After the success of the Green Academy Workshop last year, the School of Life Sciences and SV Sustainability are pleased to invite you to the first Green Academy Seminar!
Tuesday, November 1st, 2022
17:00 to 19:00 in conference room SV 1717
Followed by an apéro
The Green Academy Seminar will focus on the potential of biomimicry to inspire sustainable research and innovation. We are very happy to welcome three fantastic speakers who have been exploring the intersection between technological innovation and nature through their research. With this event, we hope to build bridges between life sciences and other disciplines, as cross-disciplinary collaboration is a key ingredient for a sustainable future.
Magalí (Maggie) Lingenfelder leads the Max Planck-EPFL Laboratory for Molecular Nanoscience. Her vision is to create atomically tailored interfaces for applications in two distinct areas of urgent technological and societal relevance: energy conversion and antimicrobial interfaces.
Francesco Stellacci heads the Supramolecular NanoMaterials and Interfaces Laboratory (SuNMiL), whose mission it is to uncover the complex interactions that take place between supramolecular assemblies and the molecular world that surrounds them.

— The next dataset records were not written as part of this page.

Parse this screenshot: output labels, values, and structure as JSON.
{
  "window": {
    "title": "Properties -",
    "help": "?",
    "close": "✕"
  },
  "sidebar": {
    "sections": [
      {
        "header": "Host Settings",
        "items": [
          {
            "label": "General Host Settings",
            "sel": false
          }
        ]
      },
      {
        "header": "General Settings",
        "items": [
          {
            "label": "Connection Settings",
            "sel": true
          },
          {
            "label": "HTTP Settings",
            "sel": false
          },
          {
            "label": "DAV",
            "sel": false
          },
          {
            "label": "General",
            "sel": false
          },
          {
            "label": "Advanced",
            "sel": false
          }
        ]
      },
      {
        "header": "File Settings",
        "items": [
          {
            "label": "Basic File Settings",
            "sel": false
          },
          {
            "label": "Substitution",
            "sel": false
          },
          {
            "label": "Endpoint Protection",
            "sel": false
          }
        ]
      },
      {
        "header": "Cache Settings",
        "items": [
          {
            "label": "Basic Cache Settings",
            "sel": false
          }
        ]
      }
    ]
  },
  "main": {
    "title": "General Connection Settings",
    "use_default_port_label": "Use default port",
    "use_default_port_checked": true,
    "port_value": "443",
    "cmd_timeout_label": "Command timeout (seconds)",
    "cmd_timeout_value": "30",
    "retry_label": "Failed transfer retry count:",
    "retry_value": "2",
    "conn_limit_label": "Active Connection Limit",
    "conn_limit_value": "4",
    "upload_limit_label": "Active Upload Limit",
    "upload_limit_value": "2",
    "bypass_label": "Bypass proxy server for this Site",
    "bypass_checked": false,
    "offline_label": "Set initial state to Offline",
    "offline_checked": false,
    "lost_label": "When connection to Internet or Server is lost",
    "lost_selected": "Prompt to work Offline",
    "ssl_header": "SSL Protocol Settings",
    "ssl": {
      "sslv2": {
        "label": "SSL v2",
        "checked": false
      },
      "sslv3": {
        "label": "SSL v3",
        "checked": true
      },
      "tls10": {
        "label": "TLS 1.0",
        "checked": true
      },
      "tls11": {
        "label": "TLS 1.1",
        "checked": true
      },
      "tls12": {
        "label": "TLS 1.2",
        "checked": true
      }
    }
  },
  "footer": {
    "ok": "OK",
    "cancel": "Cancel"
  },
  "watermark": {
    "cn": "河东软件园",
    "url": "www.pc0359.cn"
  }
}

Tiffany Abitbol is the head of the Sustainable Materials Lab (SML), which conducts research on cellulose, with particular reference to nanocellulose and ecomaterials. Her aim is to develop new, functional materials from biobased components.
- Maggie Lingenfelder – Interfacial science of bio-inspired materials – 17:15
Material surfaces may be considered as the skin of a material, due to how they are used to communicate and interface with the environment. Maggie’s lab attempts to mimic nature to create sustainable materials and devices. She will present applied examples and potential future directions for the field.
- Francesco Stellacci – Fast growth, use and degradation cycles in plastics – 17:40
Natural materials (such as leaves, bones, proteins) have a surprisingly constant life cycle. A third of their lifespan is used for growth, a third for service, and a third for degradation. Francesco will present how this observation lead to a breakthrough in tackling plastic pollution.
- Tiffany Abitbol – Transparent wood and mycelium-based packaging – 18:05
The production of many human-made items requires large amounts of non-renewable natural resources. Tiffany’s research looks into how to create new materials out of wood and fungi, with applications in clothing, packaging and personal hygiene.
- Q&A moderated by Andy Oates, Dean of the School of Life Sciences – 18:30
- Apéro in the SV Hall – 19:00